[Data records for software interfaces]
'''

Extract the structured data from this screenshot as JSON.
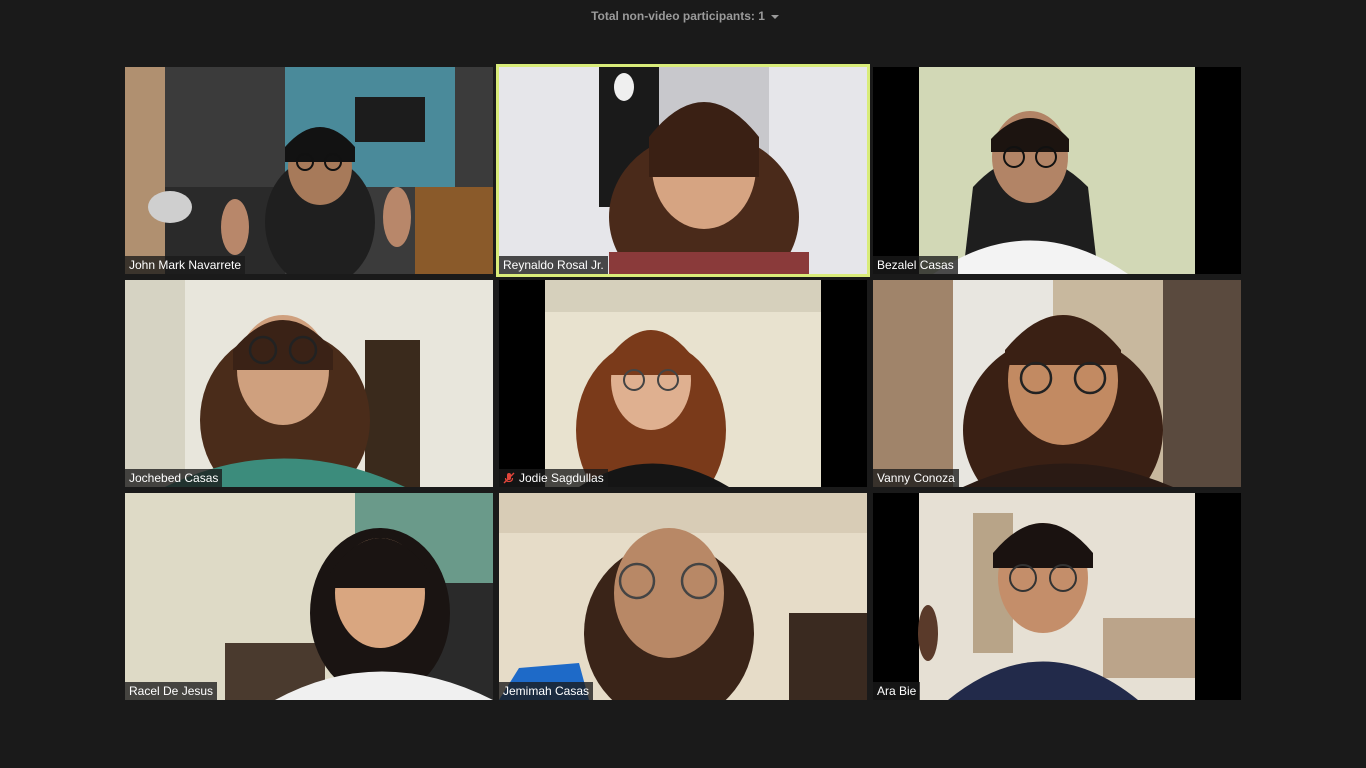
{
  "header": {
    "non_video_label": "Total non-video participants: 1"
  },
  "participants": [
    {
      "name": "John Mark Navarrete"
    },
    {
      "name": "Reynaldo Rosal Jr."
    },
    {
      "name": "Bezalel Casas"
    },
    {
      "name": "Jochebed Casas"
    },
    {
      "name": "Jodie Sagdullas",
      "muted": true
    },
    {
      "name": "Vanny Conoza"
    },
    {
      "name": "Racel De Jesus"
    },
    {
      "name": "Jemimah Casas"
    },
    {
      "name": "Ara Bie"
    }
  ],
  "colors": {
    "background": "#1a1a1a",
    "active_speaker_border": "#d9ec7a",
    "mute_icon": "#e0453a"
  },
  "icons": {
    "non_video_dropdown": "chevron-down-icon",
    "muted_mic": "mic-muted-icon"
  }
}
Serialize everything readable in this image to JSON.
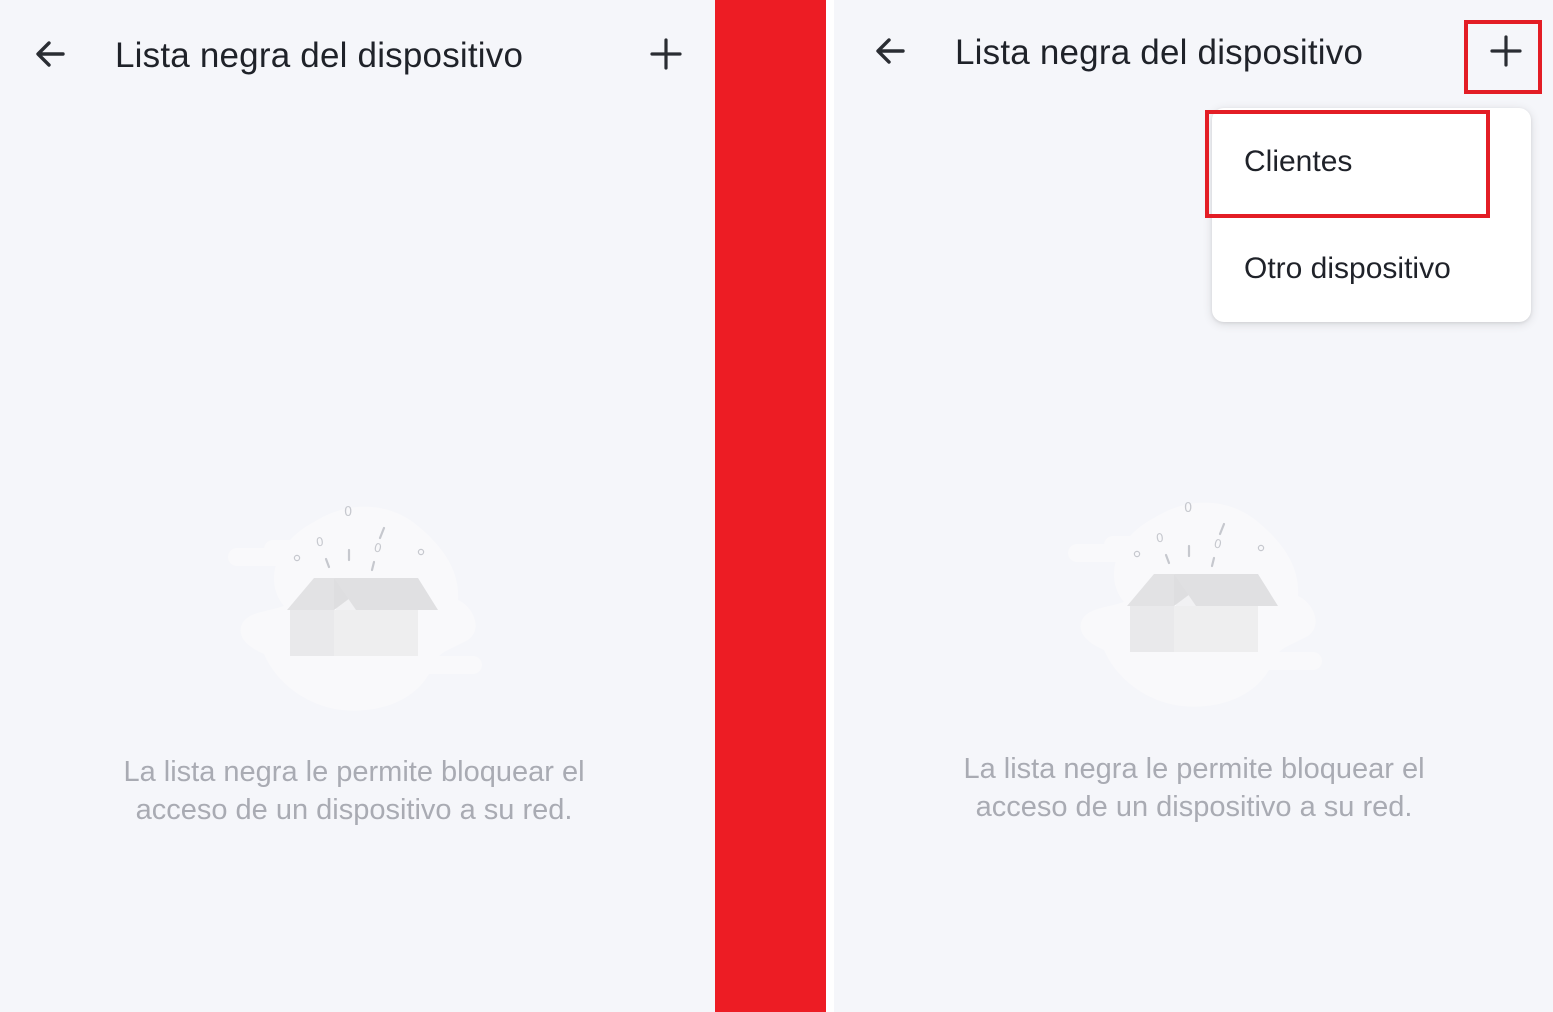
{
  "screens": [
    {
      "title": "Lista negra del dispositivo",
      "icons": {
        "back": "arrow-left-icon",
        "add": "plus-icon",
        "illustration": "empty-box-illustration"
      },
      "empty_message": {
        "line1": "La lista negra le permite bloquear el",
        "line2": "acceso de un dispositivo a su red."
      }
    },
    {
      "title": "Lista negra del dispositivo",
      "icons": {
        "back": "arrow-left-icon",
        "add": "plus-icon",
        "illustration": "empty-box-illustration"
      },
      "empty_message": {
        "line1": "La lista negra le permite bloquear el",
        "line2": "acceso de un dispositivo a su red."
      },
      "add_menu": {
        "items": [
          {
            "label": "Clientes"
          },
          {
            "label": "Otro dispositivo"
          }
        ]
      }
    }
  ],
  "colors": {
    "screen_background": "#f5f6fa",
    "divider": "#ed1c24",
    "highlight": "#e31d25",
    "title_text": "#1f2229",
    "muted_text": "#a9abb3"
  }
}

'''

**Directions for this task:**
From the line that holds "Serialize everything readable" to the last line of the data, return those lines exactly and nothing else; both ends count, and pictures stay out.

**Reply to the task:**
Serialize everything readable in this image to JSON.
{
  "screens": [
    {
      "title": "Lista negra del dispositivo",
      "icons": {
        "back": "arrow-left-icon",
        "add": "plus-icon",
        "illustration": "empty-box-illustration"
      },
      "empty_message": {
        "line1": "La lista negra le permite bloquear el",
        "line2": "acceso de un dispositivo a su red."
      }
    },
    {
      "title": "Lista negra del dispositivo",
      "icons": {
        "back": "arrow-left-icon",
        "add": "plus-icon",
        "illustration": "empty-box-illustration"
      },
      "empty_message": {
        "line1": "La lista negra le permite bloquear el",
        "line2": "acceso de un dispositivo a su red."
      },
      "add_menu": {
        "items": [
          {
            "label": "Clientes"
          },
          {
            "label": "Otro dispositivo"
          }
        ]
      }
    }
  ],
  "colors": {
    "screen_background": "#f5f6fa",
    "divider": "#ed1c24",
    "highlight": "#e31d25",
    "title_text": "#1f2229",
    "muted_text": "#a9abb3"
  }
}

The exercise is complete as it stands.